Since we are isolated and stuck inside during this Christmas season, I decided this year I was going to put together a list of of my favorite Christmas stories. The angle I took in putting this together is Christmas “pairings”, be it in book form or film. These are stories that seem to me to have a connection in spirit and focus, and which have inspired me over the years.
I have come up with 15 pairings of films/books in total, and my plan is to present those films one a day, beginning today with the second Sunday of Advent, along with a brief reflection on why these stories resonated for me, how I see them fitting together, and what I think they can say to us in a more difficult Christmas season.
Here is my first pairing 🙂
TOKYO GODFATHERS (2003) and LAST CHRISTMAS (2019)
At the heart of both of these stories are dysfunctional families. In the case of Tokyo Godfathers, this is a non-biological family born from a shared experience of homelessness and poverty. In the case of Last Christmas, it is a blood related immigrant family finding their way in America.
What’s interesting about considering these two films in conversataion is that both films are about the power a single person and experience holds to change our perspective in the midst of the current struggle, but they approach this from opposite ends of the conversation. In Tokyo Godfather we begin from a position of impoverished struggle where a chance encounter with an abandoned baby refocuses their attention away from their own circumstance and onto the fate of this young life. In Last Christmas, we begin from a place of privilege where a chance encounter with a young man refocuses a young woman’s perspective away from her own circumstnace, which is humurously dysfunctional even without the family in view, and onto the very real struggles of poverty, racism (including immigration) and a divided and estranged family.
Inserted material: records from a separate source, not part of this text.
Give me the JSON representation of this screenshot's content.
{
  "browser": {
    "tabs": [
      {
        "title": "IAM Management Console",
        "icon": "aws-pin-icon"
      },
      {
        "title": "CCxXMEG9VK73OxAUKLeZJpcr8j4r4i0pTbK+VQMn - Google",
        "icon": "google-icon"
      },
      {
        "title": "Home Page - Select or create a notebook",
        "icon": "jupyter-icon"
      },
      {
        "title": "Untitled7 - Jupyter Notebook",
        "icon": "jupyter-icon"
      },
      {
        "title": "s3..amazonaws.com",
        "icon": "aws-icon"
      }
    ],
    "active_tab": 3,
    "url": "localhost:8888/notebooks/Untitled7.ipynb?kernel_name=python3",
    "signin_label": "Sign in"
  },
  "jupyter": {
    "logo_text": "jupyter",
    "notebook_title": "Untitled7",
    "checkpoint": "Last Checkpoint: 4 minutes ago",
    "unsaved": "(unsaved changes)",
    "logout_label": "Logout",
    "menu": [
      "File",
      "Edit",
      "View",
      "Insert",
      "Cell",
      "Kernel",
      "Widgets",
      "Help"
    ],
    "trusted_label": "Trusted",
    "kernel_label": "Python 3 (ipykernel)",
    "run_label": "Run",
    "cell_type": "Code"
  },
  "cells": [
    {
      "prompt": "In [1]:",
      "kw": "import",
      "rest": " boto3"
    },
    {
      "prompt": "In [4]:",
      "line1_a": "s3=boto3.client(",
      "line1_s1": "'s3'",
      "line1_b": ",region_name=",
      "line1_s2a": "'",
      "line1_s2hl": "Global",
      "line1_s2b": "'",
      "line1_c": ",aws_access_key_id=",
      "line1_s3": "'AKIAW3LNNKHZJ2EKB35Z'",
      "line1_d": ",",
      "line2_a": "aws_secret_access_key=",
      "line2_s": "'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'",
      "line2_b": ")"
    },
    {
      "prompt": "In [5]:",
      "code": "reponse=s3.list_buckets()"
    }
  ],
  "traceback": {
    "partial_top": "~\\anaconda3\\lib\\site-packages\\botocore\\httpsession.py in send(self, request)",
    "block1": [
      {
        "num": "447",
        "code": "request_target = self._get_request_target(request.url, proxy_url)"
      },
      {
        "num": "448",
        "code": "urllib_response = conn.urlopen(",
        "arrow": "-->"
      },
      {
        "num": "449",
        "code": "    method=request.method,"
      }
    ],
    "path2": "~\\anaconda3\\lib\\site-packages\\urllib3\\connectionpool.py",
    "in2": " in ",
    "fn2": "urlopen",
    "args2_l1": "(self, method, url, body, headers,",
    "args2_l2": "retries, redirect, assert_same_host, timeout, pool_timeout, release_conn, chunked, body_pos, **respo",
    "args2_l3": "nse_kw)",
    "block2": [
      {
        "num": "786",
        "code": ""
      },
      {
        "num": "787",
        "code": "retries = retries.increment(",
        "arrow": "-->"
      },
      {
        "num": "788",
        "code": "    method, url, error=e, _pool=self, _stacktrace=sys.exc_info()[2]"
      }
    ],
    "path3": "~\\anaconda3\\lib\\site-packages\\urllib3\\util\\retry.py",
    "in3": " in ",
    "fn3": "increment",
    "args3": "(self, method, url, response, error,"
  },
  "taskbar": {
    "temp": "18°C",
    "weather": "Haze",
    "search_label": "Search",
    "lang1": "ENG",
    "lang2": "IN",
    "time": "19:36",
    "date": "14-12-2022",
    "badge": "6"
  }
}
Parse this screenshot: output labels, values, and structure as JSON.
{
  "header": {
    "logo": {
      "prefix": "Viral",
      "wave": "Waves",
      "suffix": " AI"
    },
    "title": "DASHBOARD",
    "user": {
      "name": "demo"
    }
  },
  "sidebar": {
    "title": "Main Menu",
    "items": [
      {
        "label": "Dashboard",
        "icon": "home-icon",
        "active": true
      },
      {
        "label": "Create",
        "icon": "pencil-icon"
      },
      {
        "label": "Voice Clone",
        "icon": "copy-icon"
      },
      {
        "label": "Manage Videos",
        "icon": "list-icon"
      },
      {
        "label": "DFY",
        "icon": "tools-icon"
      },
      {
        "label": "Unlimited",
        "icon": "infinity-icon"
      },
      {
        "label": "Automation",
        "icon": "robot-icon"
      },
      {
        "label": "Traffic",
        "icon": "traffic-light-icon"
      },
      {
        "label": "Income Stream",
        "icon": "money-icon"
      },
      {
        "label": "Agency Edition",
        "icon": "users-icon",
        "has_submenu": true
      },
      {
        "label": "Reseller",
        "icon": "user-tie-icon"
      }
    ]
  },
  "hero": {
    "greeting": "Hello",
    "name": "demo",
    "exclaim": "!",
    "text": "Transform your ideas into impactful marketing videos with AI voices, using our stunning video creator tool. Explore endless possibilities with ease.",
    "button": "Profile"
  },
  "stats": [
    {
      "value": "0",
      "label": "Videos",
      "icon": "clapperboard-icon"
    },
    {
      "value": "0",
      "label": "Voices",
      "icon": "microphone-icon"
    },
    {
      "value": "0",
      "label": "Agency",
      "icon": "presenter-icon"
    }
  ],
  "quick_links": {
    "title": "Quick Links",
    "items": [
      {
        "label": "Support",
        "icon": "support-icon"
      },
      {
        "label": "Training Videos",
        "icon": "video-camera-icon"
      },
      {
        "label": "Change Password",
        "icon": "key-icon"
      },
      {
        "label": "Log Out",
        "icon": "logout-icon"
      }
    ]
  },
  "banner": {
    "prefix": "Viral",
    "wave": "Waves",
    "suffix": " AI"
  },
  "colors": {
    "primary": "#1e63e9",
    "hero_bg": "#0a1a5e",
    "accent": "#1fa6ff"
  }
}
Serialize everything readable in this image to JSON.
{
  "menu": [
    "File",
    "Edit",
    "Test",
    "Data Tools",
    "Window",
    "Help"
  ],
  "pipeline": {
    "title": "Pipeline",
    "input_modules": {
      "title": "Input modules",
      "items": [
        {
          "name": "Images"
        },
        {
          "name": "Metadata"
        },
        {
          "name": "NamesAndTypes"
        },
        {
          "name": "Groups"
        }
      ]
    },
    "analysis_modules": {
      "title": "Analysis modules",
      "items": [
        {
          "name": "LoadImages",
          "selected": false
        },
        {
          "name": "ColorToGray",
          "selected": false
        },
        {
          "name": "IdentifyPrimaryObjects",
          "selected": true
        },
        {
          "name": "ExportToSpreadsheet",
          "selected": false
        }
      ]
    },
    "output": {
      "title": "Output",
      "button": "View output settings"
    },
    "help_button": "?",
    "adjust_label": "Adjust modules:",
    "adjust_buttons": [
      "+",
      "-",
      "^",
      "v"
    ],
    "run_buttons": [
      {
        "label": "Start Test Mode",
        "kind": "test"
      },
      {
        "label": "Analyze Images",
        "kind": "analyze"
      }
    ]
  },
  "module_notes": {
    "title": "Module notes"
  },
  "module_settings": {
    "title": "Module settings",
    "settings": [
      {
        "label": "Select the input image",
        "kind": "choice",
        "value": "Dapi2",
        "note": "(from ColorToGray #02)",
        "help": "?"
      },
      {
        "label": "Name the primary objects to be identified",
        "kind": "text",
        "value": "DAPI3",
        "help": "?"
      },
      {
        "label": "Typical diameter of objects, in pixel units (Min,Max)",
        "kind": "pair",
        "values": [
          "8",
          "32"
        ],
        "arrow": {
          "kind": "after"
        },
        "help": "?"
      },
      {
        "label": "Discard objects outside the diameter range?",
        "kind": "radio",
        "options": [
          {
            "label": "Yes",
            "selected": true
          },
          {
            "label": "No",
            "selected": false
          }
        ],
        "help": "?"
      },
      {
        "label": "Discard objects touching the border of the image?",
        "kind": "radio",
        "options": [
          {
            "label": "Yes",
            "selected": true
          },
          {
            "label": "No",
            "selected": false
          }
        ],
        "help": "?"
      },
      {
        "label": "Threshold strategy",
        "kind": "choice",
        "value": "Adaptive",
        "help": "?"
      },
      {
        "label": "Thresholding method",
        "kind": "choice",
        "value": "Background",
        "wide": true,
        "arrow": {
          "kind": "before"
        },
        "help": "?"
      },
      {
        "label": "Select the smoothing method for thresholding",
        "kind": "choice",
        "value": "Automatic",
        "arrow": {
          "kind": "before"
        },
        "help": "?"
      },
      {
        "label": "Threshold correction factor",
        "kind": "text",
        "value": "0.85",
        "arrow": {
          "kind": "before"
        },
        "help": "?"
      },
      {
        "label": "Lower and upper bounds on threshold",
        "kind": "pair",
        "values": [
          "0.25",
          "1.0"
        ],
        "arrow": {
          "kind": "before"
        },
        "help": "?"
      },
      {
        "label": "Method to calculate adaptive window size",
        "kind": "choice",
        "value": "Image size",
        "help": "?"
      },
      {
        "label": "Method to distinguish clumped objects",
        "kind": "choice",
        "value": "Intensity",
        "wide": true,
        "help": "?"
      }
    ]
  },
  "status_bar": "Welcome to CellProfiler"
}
There is a thread of faith that works its way through both films as well. In Tokyo Godfathers, the baby acts as a mirror image to their own experience, evoking questions of why God would allow the abandonment of a baby, and by nature their poverty. What is interesting is that the child becomes the means by which the homeless family is able to put their own struggle into some form of context. They matter becuase this child matters. In Last Christmas, our main character’s gradual spiritual awakening moves her from the apathy of her not so great life choices, which includes a barrage of surface relationships that don’t really hold much meaning, towards valuing the stuff that really matters. Her story matters because the story of her family and her people and those in poverty matter.
The powerful truth in both of these films is that everyone has a story. The binding agent that brings these stories together is compassion and empathy. This is what locates agency in a place where agency doesn’t seem to exist. And in both films we discover a profound picture of grace, grace that moves us to consider that despite the challenges that weight down our personal circumstance, be it in places of privilege or poverty, there is a great big world that invites our participation. Sometimes we simply need to look up from where we are to see it.